A state panel decided Friday that it needs more information before it can decide whether to create a self-insured plan for Wisconsin state employees.
A committee of the state's Group Insurance Board put off a decision on what to do next until November, saying it first wants more information about the highest insurance and prescription drug costs under the current structure.
"You really need to have that data to make a solid step forward," said committee member Terri Carlson, policy adviser for the state insurance commissioner's office.
Currently, about 236,000 state employees and their family members get their insurance from 18 health maintenance organizations. Under a self-insurance approach, the state would carry the risk for losses and pay benefits directly to employees, instead of buying insurance from the private market.

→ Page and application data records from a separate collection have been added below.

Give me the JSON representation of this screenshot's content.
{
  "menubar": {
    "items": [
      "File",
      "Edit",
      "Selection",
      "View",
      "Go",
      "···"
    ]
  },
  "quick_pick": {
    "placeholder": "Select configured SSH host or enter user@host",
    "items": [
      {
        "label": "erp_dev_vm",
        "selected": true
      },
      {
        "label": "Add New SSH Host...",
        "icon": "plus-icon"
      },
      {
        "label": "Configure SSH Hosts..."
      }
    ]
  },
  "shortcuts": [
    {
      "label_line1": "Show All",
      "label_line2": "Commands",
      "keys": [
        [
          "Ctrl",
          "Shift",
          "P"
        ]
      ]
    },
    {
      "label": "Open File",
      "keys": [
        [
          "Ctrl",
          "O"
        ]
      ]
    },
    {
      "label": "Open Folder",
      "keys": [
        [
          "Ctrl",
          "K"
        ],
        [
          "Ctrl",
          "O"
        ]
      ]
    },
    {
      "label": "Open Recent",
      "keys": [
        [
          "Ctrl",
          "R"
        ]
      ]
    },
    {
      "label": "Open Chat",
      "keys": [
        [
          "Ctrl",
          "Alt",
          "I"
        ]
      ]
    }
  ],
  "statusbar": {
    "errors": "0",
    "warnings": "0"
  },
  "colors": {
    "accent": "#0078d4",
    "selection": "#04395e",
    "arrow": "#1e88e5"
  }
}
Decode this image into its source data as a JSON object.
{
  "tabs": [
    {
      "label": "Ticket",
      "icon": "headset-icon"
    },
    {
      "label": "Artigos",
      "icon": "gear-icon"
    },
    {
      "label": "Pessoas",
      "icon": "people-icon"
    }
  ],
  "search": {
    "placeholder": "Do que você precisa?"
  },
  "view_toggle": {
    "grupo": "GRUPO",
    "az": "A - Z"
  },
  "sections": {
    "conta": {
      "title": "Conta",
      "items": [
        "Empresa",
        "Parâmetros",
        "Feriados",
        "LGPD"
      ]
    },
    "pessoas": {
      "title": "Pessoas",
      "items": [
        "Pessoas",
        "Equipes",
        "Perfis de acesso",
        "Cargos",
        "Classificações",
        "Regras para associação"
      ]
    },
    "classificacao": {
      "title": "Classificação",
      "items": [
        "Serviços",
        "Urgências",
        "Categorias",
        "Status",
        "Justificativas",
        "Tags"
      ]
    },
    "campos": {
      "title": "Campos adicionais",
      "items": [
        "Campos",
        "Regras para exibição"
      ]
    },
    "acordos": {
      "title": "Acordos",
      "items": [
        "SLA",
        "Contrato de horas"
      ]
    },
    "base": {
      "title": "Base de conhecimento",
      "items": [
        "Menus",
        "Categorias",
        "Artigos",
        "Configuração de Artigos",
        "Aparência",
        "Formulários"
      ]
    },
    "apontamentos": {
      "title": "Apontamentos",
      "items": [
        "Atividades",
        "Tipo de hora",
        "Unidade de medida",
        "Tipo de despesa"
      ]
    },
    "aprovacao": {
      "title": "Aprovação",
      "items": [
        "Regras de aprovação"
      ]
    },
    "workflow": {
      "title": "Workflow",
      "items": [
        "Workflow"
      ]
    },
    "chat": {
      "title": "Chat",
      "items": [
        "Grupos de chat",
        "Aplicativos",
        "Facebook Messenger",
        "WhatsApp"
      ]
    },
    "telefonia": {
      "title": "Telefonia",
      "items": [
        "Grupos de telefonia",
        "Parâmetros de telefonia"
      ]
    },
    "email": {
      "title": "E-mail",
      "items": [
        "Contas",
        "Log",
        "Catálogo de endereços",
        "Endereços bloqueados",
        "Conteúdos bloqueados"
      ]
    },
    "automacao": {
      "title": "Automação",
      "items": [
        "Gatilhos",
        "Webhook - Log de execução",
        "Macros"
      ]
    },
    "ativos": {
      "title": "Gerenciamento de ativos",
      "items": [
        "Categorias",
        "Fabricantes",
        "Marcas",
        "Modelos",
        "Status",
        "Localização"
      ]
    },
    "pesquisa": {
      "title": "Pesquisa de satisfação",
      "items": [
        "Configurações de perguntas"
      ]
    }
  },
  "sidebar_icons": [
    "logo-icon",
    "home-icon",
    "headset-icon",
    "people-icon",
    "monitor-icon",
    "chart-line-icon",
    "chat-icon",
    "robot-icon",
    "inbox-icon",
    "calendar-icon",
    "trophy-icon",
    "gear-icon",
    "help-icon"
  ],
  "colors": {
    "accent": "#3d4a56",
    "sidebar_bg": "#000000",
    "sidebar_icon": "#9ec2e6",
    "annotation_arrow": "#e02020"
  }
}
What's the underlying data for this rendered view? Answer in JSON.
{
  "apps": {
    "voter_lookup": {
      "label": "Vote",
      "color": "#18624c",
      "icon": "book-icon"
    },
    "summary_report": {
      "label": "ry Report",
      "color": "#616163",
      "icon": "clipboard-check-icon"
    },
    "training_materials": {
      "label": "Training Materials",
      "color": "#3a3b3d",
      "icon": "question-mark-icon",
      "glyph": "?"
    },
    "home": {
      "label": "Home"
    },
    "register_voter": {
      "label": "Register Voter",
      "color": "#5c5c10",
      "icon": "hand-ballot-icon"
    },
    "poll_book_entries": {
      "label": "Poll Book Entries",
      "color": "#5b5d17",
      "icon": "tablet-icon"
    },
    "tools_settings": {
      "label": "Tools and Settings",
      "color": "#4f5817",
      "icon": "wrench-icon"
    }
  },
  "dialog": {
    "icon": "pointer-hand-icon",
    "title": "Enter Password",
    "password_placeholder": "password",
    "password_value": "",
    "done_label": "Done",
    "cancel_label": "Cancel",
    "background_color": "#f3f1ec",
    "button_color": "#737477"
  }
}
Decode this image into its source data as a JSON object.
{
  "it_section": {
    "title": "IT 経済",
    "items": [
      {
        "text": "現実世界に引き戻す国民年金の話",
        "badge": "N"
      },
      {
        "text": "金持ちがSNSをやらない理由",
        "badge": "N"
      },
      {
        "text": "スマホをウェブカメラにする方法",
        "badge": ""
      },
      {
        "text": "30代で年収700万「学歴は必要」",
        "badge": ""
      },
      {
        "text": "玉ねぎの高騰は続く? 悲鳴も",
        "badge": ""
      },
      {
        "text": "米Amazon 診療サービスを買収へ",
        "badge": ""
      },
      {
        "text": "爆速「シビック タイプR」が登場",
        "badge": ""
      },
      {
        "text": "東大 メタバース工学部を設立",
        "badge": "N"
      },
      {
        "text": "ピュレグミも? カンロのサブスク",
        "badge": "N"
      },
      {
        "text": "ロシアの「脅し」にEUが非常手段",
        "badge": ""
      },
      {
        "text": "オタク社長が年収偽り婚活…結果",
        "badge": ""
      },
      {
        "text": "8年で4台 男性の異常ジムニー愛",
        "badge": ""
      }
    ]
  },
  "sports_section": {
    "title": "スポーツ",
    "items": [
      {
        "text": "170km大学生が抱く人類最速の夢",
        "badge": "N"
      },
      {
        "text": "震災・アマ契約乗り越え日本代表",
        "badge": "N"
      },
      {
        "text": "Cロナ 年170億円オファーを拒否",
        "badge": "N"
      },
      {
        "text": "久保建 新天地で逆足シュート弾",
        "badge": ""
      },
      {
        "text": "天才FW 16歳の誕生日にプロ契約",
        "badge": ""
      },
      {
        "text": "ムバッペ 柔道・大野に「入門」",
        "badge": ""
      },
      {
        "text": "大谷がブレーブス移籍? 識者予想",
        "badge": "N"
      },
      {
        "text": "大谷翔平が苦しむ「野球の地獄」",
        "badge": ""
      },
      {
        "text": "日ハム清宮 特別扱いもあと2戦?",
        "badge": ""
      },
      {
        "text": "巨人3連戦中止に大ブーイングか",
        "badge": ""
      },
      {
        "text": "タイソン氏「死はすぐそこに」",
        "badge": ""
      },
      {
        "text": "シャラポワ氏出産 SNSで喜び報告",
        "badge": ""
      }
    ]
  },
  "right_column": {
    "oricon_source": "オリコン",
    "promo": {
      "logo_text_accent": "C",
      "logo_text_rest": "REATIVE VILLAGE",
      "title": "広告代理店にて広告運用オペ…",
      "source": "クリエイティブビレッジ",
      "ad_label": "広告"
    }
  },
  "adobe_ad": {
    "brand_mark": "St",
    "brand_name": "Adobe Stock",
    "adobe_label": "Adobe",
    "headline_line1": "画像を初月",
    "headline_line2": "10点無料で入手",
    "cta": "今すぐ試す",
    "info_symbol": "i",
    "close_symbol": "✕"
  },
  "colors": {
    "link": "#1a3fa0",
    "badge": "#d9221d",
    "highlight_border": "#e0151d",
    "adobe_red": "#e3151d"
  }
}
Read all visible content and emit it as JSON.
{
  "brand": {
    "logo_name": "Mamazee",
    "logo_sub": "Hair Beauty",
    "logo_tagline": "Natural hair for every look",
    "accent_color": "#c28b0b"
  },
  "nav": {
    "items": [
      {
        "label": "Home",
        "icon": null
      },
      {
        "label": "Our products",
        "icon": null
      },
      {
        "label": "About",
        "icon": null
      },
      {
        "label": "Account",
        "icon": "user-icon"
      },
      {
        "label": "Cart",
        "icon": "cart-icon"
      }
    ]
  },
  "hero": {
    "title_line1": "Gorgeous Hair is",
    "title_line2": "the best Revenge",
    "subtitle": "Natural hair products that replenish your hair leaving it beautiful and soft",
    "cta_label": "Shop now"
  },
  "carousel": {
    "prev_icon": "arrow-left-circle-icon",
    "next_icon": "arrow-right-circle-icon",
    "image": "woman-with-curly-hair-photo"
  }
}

Gov. Scott Walker supports examining the issue but has not supported any particular approach yet. The state Department of Employee Trust Funds recommended that a request for proposals be issued to gather additional information about the potential costs and savings of making such a move.
But a subcommittee of the Group Insurance Board, which oversees state employee health benefits, decided that before issuing any request for proposals, it needs more details about costs under the current system. It plans to revisit the issue at a Nov. 12 meeting.
A report by Deloitte consultants said the state could save 4 percent to 5 percent per year by becoming self-insured, with savings mainly coming from taxes and fees imposed for fully-insured programs under the federal health care law.
Walker said the imposition of those taxes and fees led to the consideration of the self-insurance approach.
Consideration of changing the system has drawn opposition from the Wisconsin State Employees Union as well as the Wisconsin Association of Health Plans, which represents 10 of the 18 HMOs that currently provide coverage to state workers.
Phil Dougherty, senior executive officer of the Wisconsin Association of Health Plans, said he was pleased that the board decided Friday to get more information before moving forward.
"This is a significant decision," he said. "The question of self-funding poses risks to the state, particularly the health insurance market."
Dougherty's group estimates that changing to a self-insurance model would eliminate 15 percent of the state's fully-insured insurance market.
Even if a change were made, the earliest it could take effect would be 2015.